That Mozart, when writing carefully, graphically distinguishes between the dot and the stroke, ought to be beyond dispute to anyone knowing his handwriting. Though here we’re not going to argue about the performance-practice significance that this graphic distinction may or may not have. Today I want to present an extremely odd “stroke” notation of Mozart’s.
It’s about the tenuto passage (twice) in the finale of the string quartet in E-flat major K. 428 (measures 104—109, 251—256 of all parts). Mozart is combining three things here: the staccato stroke with both the fermata sign and the “tenuto” indication, a notation that I’ve never come across in any other work by Mozart or by any other composer:
Not that Mozart doesn’t know how to notate a proper fermata:
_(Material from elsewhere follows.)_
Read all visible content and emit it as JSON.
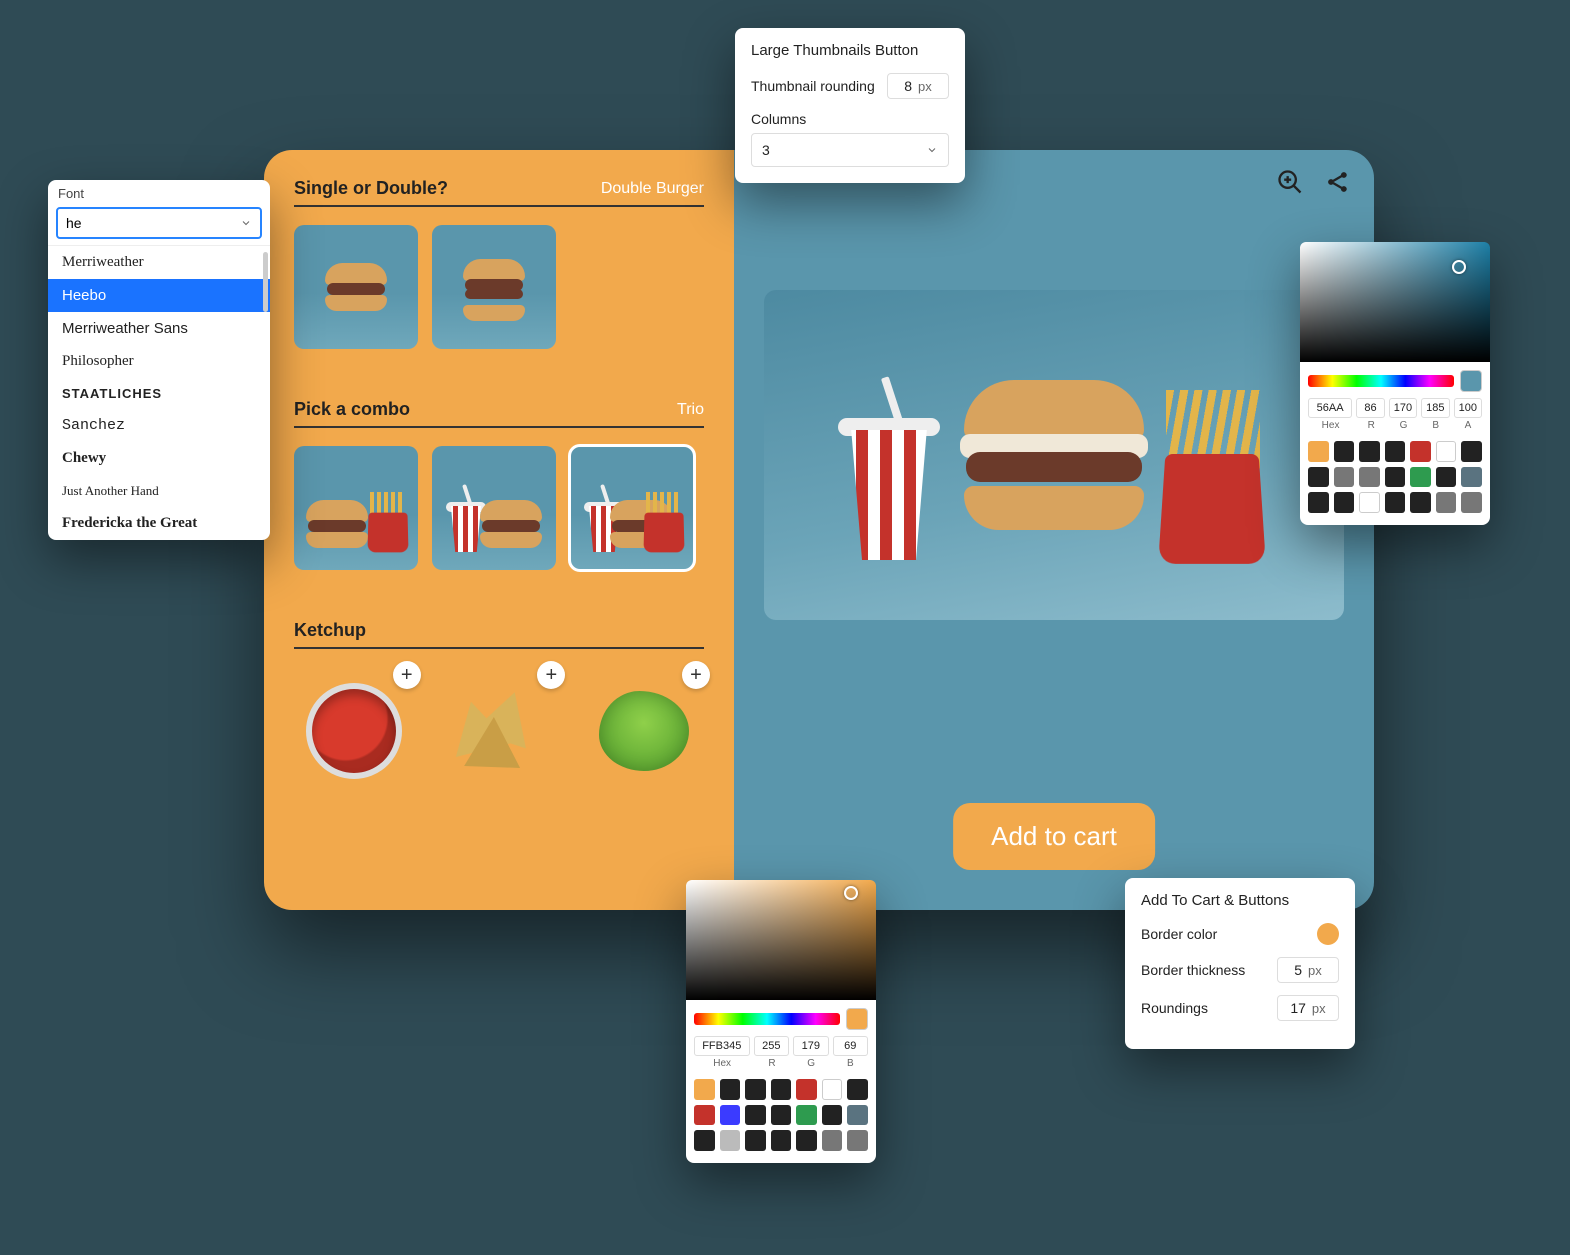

He always writes the usual fermata (here in a measure of general rest, m. 139) according to the rules, thus notating it as a dot (!) above or below a semicircle, just as his father describes it in his 1756 treatise on violin playing: ‘When a semicircle is placed over a dot [!] above a single note: then it is a prolongation sign [followed by a music example]. Such a prolongation is done according to one’s discretion: yet it must not be too short or too long, but be done with good judgement. All the ensemble players must watch each other…’ (Violin School, 1/iii/§19). But here in the finale of the E-flat major quartet K. 428 he undoubtedly wants a stroke instead of a dot.
Why? What does the fermata semicircle mean with a stroke (instead of a dot) with regard to the performance practice? What’s more, also with the “tenuto” (= held) indication, which Mozart writes, certainly probably in the sense of an implicit Italian word “simile”, only for every first note to be held (also even for the 2nd note in Vl 1). Several interpretations are possible in my opinion – I don’t know the answer, but I do have an idea. One thing is clear: It must NOT be a stroke for shortening the note, as is usual with a staccato stroke, for it would conflict with the “tenuto” and the fermata semicircle. It could therefore be an accent stroke (the modern “wedge”?), that is, every quarter note to be played clearly accented and somewhat sustained. This interpretation would perhaps conflict with the piano “p”. And finally (= my favourite explanation): It could actually indicate a BOW STROKE: thus, clearly setting off each quarter note by changing bow strokes (down / up / down, etc.) and playing détaché (following the rest in each case!). This interpretation would also fit the general meaning of the Mozart stroke sign as I generally interpret it – in contrast to the simple dot.
What strikes me at any rate in many recordings and performances of this “Allegro vivace” is that the basic meaning of the “fermata” (bringing to a halt) is mostly paid too little attention; so, as a rule, the quick basic tempo is far too little suspended, although the fermata sign and tenuto as such should not be in any doubt, right?
Here is a fine recording by the Emerson String Quartet. The passage in question can be found at timecode 25:54ff.
But musicians’ disregard of the feature of this passage/these passages – that is, as a temporary haven of peace within the context of great urgency, excitement and hectic rush – may also be owing to the smoothed-out rendering of these two passages in modern music editions. For just as the first edition did not know how Mozart’s customised notation was to be engraved (we see no fermata, no stroke, only the initial “ten”):
So, in my opinion, even modern editions distort Mozart’s intention by following exclusively the text of the first edition and simply omitting all fermatas along with strokes (and adding the “simile” tenutos):
Now, I am already curious about how this will be played by my Armida Quartet friends with whom I have discussed the passage in preparation for the Urtext edition and for their CD recording. My Urtext edition (HN 7122), giving for the first time Mozart’s exciting, idiosyncratic “original” notation, will appear at the start of 2019!